_About this exercise:_
Reproduce the data exactly as it stands.

_Data extract:_
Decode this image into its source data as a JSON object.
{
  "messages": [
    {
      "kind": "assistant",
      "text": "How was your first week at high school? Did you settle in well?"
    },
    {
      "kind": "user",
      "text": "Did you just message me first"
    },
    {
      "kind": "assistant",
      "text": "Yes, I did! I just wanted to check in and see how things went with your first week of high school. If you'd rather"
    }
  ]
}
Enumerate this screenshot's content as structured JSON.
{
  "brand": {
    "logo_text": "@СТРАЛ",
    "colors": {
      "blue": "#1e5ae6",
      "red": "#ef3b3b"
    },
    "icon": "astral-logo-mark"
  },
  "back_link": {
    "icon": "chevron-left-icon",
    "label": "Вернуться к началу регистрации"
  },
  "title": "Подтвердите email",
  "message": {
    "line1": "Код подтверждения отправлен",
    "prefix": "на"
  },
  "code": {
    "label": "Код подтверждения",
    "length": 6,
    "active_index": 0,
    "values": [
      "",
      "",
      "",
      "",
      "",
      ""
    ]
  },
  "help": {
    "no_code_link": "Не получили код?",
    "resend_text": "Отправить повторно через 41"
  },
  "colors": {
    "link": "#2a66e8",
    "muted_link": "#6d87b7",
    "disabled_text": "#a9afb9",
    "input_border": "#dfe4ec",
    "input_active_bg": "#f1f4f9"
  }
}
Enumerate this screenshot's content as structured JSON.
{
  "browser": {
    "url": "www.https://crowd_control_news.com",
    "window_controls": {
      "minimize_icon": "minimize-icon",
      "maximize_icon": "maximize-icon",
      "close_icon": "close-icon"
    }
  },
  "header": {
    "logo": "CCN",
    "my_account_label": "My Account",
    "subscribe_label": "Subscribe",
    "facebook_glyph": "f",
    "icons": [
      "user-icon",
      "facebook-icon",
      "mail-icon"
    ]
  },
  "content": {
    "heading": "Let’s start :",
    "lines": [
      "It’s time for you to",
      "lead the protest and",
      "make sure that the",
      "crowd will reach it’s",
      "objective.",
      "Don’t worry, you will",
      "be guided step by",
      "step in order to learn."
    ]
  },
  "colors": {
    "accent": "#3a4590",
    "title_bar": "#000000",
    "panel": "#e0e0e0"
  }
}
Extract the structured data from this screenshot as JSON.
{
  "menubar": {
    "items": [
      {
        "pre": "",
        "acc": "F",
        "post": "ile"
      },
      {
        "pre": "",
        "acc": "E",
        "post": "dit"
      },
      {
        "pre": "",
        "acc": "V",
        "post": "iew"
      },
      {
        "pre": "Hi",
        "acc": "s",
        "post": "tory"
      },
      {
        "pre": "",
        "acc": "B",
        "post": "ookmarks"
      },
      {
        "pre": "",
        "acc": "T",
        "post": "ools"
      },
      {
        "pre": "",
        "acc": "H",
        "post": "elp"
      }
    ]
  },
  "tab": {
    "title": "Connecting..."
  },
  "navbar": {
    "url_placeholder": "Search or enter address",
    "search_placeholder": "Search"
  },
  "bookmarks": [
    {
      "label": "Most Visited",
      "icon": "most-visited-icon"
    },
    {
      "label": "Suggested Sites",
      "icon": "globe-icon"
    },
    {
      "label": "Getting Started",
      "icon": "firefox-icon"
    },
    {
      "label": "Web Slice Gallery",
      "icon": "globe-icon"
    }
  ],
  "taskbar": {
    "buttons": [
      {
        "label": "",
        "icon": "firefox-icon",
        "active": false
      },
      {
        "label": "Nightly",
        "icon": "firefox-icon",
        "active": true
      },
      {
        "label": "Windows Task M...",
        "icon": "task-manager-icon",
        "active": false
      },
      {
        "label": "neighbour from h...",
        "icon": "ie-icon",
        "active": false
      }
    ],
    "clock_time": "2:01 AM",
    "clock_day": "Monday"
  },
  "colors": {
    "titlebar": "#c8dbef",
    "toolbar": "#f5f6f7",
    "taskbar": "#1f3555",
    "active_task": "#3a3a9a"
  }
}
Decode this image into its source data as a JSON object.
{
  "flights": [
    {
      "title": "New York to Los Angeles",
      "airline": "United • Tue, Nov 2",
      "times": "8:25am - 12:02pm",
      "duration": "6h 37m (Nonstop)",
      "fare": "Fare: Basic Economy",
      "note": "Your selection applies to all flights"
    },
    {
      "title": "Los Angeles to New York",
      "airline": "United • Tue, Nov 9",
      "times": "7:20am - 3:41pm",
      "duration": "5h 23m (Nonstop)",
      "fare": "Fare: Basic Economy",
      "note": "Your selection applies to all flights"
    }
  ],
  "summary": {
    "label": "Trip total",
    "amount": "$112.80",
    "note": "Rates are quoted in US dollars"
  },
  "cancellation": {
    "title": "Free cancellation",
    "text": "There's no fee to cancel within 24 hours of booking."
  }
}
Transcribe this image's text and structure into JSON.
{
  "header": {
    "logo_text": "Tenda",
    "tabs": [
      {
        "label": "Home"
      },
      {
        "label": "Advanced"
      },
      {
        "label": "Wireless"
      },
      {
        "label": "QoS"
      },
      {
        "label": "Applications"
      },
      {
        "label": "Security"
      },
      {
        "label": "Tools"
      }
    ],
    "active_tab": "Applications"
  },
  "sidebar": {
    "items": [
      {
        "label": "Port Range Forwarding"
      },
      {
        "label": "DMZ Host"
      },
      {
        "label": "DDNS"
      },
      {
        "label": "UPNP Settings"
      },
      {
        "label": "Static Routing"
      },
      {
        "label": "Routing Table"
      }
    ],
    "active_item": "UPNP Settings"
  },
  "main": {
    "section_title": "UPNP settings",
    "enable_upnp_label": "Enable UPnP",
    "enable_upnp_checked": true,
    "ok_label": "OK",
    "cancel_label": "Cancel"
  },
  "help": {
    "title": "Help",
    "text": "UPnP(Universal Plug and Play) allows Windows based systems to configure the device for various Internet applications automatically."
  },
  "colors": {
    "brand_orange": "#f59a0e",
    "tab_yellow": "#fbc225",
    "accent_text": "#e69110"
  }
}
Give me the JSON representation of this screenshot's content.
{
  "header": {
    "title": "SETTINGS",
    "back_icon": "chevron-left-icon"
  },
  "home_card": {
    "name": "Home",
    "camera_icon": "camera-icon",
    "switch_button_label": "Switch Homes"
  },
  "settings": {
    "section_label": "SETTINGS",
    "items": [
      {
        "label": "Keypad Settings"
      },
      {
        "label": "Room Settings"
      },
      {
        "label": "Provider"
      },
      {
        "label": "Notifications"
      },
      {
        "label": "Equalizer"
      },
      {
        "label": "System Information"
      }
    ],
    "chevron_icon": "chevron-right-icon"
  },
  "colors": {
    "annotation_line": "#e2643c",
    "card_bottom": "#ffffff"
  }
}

_Written answer:_
Decode this image into its source data as a JSON object.
{
  "messages": [
    {
      "kind": "assistant",
      "text": "How was your first week at high school? Did you settle in well?"
    },
    {
      "kind": "user",
      "text": "Did you just message me first"
    },
    {
      "kind": "assistant",
      "text": "Yes, I did! I just wanted to check in and see how things went with your first week of high school. If you'd rather"
    }
  ]
}
Enumerate this screenshot's content as structured JSON.
{
  "brand": {
    "logo_text": "@СТРАЛ",
    "colors": {
      "blue": "#1e5ae6",
      "red": "#ef3b3b"
    },
    "icon": "astral-logo-mark"
  },
  "back_link": {
    "icon": "chevron-left-icon",
    "label": "Вернуться к началу регистрации"
  },
  "title": "Подтвердите email",
  "message": {
    "line1": "Код подтверждения отправлен",
    "prefix": "на"
  },
  "code": {
    "label": "Код подтверждения",
    "length": 6,
    "active_index": 0,
    "values": [
      "",
      "",
      "",
      "",
      "",
      ""
    ]
  },
  "help": {
    "no_code_link": "Не получили код?",
    "resend_text": "Отправить повторно через 41"
  },
  "colors": {
    "link": "#2a66e8",
    "muted_link": "#6d87b7",
    "disabled_text": "#a9afb9",
    "input_border": "#dfe4ec",
    "input_active_bg": "#f1f4f9"
  }
}
Enumerate this screenshot's content as structured JSON.
{
  "browser": {
    "url": "www.https://crowd_control_news.com",
    "window_controls": {
      "minimize_icon": "minimize-icon",
      "maximize_icon": "maximize-icon",
      "close_icon": "close-icon"
    }
  },
  "header": {
    "logo": "CCN",
    "my_account_label": "My Account",
    "subscribe_label": "Subscribe",
    "facebook_glyph": "f",
    "icons": [
      "user-icon",
      "facebook-icon",
      "mail-icon"
    ]
  },
  "content": {
    "heading": "Let’s start :",
    "lines": [
      "It’s time for you to",
      "lead the protest and",
      "make sure that the",
      "crowd will reach it’s",
      "objective.",
      "Don’t worry, you will",
      "be guided step by",
      "step in order to learn."
    ]
  },
  "colors": {
    "accent": "#3a4590",
    "title_bar": "#000000",
    "panel": "#e0e0e0"
  }
}
Extract the structured data from this screenshot as JSON.
{
  "menubar": {
    "items": [
      {
        "pre": "",
        "acc": "F",
        "post": "ile"
      },
      {
        "pre": "",
        "acc": "E",
        "post": "dit"
      },
      {
        "pre": "",
        "acc": "V",
        "post": "iew"
      },
      {
        "pre": "Hi",
        "acc": "s",
        "post": "tory"
      },
      {
        "pre": "",
        "acc": "B",
        "post": "ookmarks"
      },
      {
        "pre": "",
        "acc": "T",
        "post": "ools"
      },
      {
        "pre": "",
        "acc": "H",
        "post": "elp"
      }
    ]
  },
  "tab": {
    "title": "Connecting..."
  },
  "navbar": {
    "url_placeholder": "Search or enter address",
    "search_placeholder": "Search"
  },
  "bookmarks": [
    {
      "label": "Most Visited",
      "icon": "most-visited-icon"
    },
    {
      "label": "Suggested Sites",
      "icon": "globe-icon"
    },
    {
      "label": "Getting Started",
      "icon": "firefox-icon"
    },
    {
      "label": "Web Slice Gallery",
      "icon": "globe-icon"
    }
  ],
  "taskbar": {
    "buttons": [
      {
        "label": "",
        "icon": "firefox-icon",
        "active": false
      },
      {
        "label": "Nightly",
        "icon": "firefox-icon",
        "active": true
      },
      {
        "label": "Windows Task M...",
        "icon": "task-manager-icon",
        "active": false
      },
      {
        "label": "neighbour from h...",
        "icon": "ie-icon",
        "active": false
      }
    ],
    "clock_time": "2:01 AM",
    "clock_day": "Monday"
  },
  "colors": {
    "titlebar": "#c8dbef",
    "toolbar": "#f5f6f7",
    "taskbar": "#1f3555",
    "active_task": "#3a3a9a"
  }
}
Decode this image into its source data as a JSON object.
{
  "flights": [
    {
      "title": "New York to Los Angeles",
      "airline": "United • Tue, Nov 2",
      "times": "8:25am - 12:02pm",
      "duration": "6h 37m (Nonstop)",
      "fare": "Fare: Basic Economy",
      "note": "Your selection applies to all flights"
    },
    {
      "title": "Los Angeles to New York",
      "airline": "United • Tue, Nov 9",
      "times": "7:20am - 3:41pm",
      "duration": "5h 23m (Nonstop)",
      "fare": "Fare: Basic Economy",
      "note": "Your selection applies to all flights"
    }
  ],
  "summary": {
    "label": "Trip total",
    "amount": "$112.80",
    "note": "Rates are quoted in US dollars"
  },
  "cancellation": {
    "title": "Free cancellation",
    "text": "There's no fee to cancel within 24 hours of booking."
  }
}
Transcribe this image's text and structure into JSON.
{
  "header": {
    "logo_text": "Tenda",
    "tabs": [
      {
        "label": "Home"
      },
      {
        "label": "Advanced"
      },
      {
        "label": "Wireless"
      },
      {
        "label": "QoS"
      },
      {
        "label": "Applications"
      },
      {
        "label": "Security"
      },
      {
        "label": "Tools"
      }
    ],
    "active_tab": "Applications"
  },
  "sidebar": {
    "items": [
      {
        "label": "Port Range Forwarding"
      },
      {
        "label": "DMZ Host"
      },
      {
        "label": "DDNS"
      },
      {
        "label": "UPNP Settings"
      },
      {
        "label": "Static Routing"
      },
      {
        "label": "Routing Table"
      }
    ],
    "active_item": "UPNP Settings"
  },
  "main": {
    "section_title": "UPNP settings",
    "enable_upnp_label": "Enable UPnP",
    "enable_upnp_checked": true,
    "ok_label": "OK",
    "cancel_label": "Cancel"
  },
  "help": {
    "title": "Help",
    "text": "UPnP(Universal Plug and Play) allows Windows based systems to configure the device for various Internet applications automatically."
  },
  "colors": {
    "brand_orange": "#f59a0e",
    "tab_yellow": "#fbc225",
    "accent_text": "#e69110"
  }
}
Give me the JSON representation of this screenshot's content.
{
  "header": {
    "title": "SETTINGS",
    "back_icon": "chevron-left-icon"
  },
  "home_card": {
    "name": "Home",
    "camera_icon": "camera-icon",
    "switch_button_label": "Switch Homes"
  },
  "settings": {
    "section_label": "SETTINGS",
    "items": [
      {
        "label": "Keypad Settings"
      },
      {
        "label": "Room Settings"
      },
      {
        "label": "Provider"
      },
      {
        "label": "Notifications"
      },
      {
        "label": "Equalizer"
      },
      {
        "label": "System Information"
      }
    ],
    "chevron_icon": "chevron-right-icon"
  },
  "colors": {
    "annotation_line": "#e2643c",
    "card_bottom": "#ffffff"
  }
}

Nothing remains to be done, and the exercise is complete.